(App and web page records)
○ ○ ○ ○ ○ ○ ○
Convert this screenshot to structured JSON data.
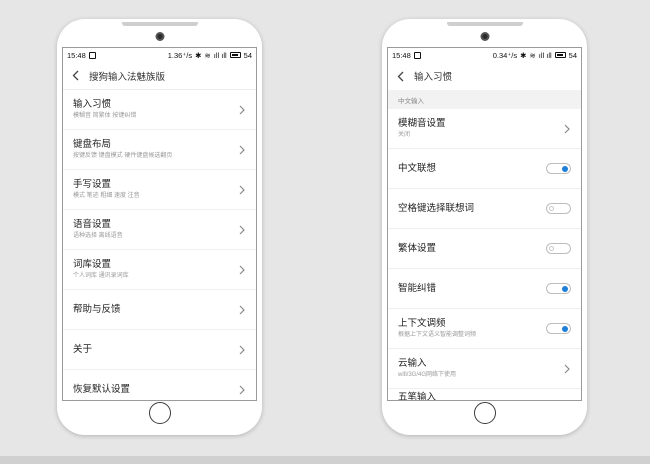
{
  "status": {
    "time": "15:48",
    "left_phone_speed": "1.36⁺/s",
    "right_phone_speed": "0.34⁺/s",
    "signal": "ıll ıll",
    "battery": "54"
  },
  "left": {
    "title": "搜狗输入法魅族版",
    "items": [
      {
        "title": "输入习惯",
        "sub": "模糊音 简繁体 按键纠错"
      },
      {
        "title": "键盘布局",
        "sub": "按键反馈 键盘模式 硬件键盘候选翻页"
      },
      {
        "title": "手写设置",
        "sub": "模式 笔迹 粗细 速度 注音"
      },
      {
        "title": "语音设置",
        "sub": "语种选择 离线语音"
      },
      {
        "title": "词库设置",
        "sub": "个人词库 通讯录词库"
      },
      {
        "title": "帮助与反馈",
        "sub": ""
      },
      {
        "title": "关于",
        "sub": ""
      },
      {
        "title": "恢复默认设置",
        "sub": ""
      }
    ]
  },
  "right": {
    "title": "输入习惯",
    "section": "中文输入",
    "items": [
      {
        "title": "模糊音设置",
        "sub": "关闭",
        "control": "chevron"
      },
      {
        "title": "中文联想",
        "sub": "",
        "control": "toggle",
        "on": true
      },
      {
        "title": "空格键选择联想词",
        "sub": "",
        "control": "toggle",
        "on": false
      },
      {
        "title": "繁体设置",
        "sub": "",
        "control": "toggle",
        "on": false
      },
      {
        "title": "智能纠错",
        "sub": "",
        "control": "toggle",
        "on": true
      },
      {
        "title": "上下文调频",
        "sub": "根据上下文语义智能调整词频",
        "control": "toggle",
        "on": true
      },
      {
        "title": "云输入",
        "sub": "wifi/3G/4G网络下使用",
        "control": "chevron"
      }
    ],
    "cutoff_item": "五笔输入"
  },
  "colors": {
    "accent": "#1e7fd8",
    "background": "#e6e6e6"
  }
}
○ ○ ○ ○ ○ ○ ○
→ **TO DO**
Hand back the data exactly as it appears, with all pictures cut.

→ **EXERCISE ANSWER**
Convert this screenshot to structured JSON data.
{
  "status": {
    "time": "15:48",
    "left_phone_speed": "1.36⁺/s",
    "right_phone_speed": "0.34⁺/s",
    "signal": "ıll ıll",
    "battery": "54"
  },
  "left": {
    "title": "搜狗输入法魅族版",
    "items": [
      {
        "title": "输入习惯",
        "sub": "模糊音 简繁体 按键纠错"
      },
      {
        "title": "键盘布局",
        "sub": "按键反馈 键盘模式 硬件键盘候选翻页"
      },
      {
        "title": "手写设置",
        "sub": "模式 笔迹 粗细 速度 注音"
      },
      {
        "title": "语音设置",
        "sub": "语种选择 离线语音"
      },
      {
        "title": "词库设置",
        "sub": "个人词库 通讯录词库"
      },
      {
        "title": "帮助与反馈",
        "sub": ""
      },
      {
        "title": "关于",
        "sub": ""
      },
      {
        "title": "恢复默认设置",
        "sub": ""
      }
    ]
  },
  "right": {
    "title": "输入习惯",
    "section": "中文输入",
    "items": [
      {
        "title": "模糊音设置",
        "sub": "关闭",
        "control": "chevron"
      },
      {
        "title": "中文联想",
        "sub": "",
        "control": "toggle",
        "on": true
      },
      {
        "title": "空格键选择联想词",
        "sub": "",
        "control": "toggle",
        "on": false
      },
      {
        "title": "繁体设置",
        "sub": "",
        "control": "toggle",
        "on": false
      },
      {
        "title": "智能纠错",
        "sub": "",
        "control": "toggle",
        "on": true
      },
      {
        "title": "上下文调频",
        "sub": "根据上下文语义智能调整词频",
        "control": "toggle",
        "on": true
      },
      {
        "title": "云输入",
        "sub": "wifi/3G/4G网络下使用",
        "control": "chevron"
      }
    ],
    "cutoff_item": "五笔输入"
  },
  "colors": {
    "accent": "#1e7fd8",
    "background": "#e6e6e6"
  }
}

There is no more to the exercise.